++++ SUPPLIED ENTRIES

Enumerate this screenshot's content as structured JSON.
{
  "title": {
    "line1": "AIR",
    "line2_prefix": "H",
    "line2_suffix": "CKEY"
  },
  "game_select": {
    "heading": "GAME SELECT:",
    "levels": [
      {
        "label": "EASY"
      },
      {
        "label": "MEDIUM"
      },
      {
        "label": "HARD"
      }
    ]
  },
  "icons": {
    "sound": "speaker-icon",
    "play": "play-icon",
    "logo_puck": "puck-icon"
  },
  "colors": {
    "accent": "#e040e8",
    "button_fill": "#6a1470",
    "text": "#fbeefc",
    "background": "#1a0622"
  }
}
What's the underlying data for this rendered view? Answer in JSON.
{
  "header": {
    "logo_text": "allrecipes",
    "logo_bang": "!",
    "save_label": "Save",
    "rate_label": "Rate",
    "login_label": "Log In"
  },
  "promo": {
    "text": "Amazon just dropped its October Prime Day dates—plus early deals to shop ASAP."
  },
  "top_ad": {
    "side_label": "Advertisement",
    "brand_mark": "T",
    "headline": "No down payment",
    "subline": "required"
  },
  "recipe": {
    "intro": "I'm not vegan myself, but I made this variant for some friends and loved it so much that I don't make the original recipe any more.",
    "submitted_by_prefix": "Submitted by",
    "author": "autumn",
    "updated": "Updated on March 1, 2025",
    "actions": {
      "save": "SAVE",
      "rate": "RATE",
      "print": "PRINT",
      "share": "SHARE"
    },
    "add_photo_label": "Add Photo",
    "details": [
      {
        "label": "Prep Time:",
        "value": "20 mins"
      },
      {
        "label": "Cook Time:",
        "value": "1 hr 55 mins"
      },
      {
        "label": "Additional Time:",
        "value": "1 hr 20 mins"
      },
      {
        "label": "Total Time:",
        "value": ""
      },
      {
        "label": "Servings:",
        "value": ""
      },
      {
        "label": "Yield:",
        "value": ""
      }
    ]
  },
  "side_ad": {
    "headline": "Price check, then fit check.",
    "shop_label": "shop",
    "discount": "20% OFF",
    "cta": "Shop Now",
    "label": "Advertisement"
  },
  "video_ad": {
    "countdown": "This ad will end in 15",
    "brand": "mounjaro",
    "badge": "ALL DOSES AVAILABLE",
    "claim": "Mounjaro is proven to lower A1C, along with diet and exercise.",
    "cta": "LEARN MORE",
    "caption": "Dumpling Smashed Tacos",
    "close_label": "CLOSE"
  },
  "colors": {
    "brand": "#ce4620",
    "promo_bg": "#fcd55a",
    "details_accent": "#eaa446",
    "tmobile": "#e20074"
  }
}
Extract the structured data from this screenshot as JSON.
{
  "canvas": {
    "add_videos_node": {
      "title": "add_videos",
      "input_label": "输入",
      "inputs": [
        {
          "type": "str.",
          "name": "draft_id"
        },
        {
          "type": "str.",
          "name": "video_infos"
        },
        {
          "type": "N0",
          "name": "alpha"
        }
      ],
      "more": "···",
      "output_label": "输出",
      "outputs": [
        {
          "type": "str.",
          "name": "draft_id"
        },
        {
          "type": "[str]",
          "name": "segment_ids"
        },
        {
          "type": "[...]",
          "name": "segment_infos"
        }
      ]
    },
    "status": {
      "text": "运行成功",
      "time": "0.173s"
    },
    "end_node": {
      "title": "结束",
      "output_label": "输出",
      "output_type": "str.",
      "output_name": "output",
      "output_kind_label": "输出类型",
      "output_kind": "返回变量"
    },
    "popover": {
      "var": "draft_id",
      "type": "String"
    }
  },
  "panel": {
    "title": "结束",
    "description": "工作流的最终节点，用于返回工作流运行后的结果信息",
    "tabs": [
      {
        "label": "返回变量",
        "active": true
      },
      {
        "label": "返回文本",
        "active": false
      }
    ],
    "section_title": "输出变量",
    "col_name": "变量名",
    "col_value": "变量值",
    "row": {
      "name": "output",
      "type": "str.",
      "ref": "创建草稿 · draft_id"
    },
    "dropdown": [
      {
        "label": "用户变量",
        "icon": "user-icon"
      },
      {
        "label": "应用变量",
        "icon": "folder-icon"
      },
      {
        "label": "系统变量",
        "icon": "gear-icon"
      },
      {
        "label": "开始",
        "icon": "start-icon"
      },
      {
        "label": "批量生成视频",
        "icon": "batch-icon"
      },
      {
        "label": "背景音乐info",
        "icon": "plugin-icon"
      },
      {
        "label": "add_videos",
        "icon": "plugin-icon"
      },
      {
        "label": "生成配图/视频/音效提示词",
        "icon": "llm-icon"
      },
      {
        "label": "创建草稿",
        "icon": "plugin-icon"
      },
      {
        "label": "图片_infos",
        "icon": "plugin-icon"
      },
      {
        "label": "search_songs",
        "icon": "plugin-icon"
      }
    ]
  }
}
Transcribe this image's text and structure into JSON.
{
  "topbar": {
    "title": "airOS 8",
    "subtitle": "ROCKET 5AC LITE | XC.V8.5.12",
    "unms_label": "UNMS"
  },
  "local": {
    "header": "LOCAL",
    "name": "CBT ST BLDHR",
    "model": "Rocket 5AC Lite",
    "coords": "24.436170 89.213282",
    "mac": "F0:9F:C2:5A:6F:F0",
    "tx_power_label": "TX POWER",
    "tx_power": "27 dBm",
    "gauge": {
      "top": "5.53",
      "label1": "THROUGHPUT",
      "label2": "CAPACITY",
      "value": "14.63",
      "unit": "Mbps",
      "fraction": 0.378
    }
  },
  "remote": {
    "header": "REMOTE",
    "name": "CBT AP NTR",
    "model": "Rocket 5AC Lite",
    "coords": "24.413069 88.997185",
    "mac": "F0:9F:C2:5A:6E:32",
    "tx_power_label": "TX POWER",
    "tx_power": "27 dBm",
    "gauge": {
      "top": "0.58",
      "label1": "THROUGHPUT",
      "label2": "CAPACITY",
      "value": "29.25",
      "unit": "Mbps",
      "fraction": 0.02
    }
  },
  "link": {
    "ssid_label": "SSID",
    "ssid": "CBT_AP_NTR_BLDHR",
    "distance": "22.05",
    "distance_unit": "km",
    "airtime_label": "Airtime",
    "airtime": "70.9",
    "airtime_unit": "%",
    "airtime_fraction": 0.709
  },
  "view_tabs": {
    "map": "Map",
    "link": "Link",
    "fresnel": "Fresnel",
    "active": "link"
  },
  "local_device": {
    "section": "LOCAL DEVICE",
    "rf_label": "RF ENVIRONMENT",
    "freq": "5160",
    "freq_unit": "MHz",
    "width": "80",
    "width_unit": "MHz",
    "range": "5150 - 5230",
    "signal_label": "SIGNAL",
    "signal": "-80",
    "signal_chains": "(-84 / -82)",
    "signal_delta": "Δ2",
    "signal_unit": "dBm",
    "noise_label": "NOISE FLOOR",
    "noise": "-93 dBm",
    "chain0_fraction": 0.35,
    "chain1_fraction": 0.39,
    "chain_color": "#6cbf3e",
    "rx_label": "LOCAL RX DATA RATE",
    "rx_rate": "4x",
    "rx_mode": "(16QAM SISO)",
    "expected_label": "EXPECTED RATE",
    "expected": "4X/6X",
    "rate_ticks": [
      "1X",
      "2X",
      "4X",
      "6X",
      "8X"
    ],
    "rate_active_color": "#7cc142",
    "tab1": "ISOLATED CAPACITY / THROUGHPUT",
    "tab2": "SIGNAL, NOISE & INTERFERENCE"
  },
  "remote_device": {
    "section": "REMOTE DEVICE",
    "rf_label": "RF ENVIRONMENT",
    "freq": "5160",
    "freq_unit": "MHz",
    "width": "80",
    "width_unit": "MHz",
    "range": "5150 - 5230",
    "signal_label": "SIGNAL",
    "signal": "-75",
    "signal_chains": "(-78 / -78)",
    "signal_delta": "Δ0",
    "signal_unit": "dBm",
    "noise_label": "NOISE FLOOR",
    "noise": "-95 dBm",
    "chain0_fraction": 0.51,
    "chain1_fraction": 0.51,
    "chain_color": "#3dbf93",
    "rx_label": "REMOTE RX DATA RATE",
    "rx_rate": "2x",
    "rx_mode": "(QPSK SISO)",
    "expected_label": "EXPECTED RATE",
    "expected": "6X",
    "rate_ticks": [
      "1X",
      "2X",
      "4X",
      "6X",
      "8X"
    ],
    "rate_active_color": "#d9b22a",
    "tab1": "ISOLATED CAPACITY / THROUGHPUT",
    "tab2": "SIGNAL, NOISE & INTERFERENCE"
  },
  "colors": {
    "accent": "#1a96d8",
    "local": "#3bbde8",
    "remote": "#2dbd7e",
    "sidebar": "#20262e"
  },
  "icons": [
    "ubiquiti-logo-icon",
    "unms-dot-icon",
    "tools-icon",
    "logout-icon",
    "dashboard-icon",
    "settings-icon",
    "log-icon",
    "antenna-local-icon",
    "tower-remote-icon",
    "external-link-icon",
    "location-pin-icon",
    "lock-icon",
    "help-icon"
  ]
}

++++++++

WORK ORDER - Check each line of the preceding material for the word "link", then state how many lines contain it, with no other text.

REPLY - 4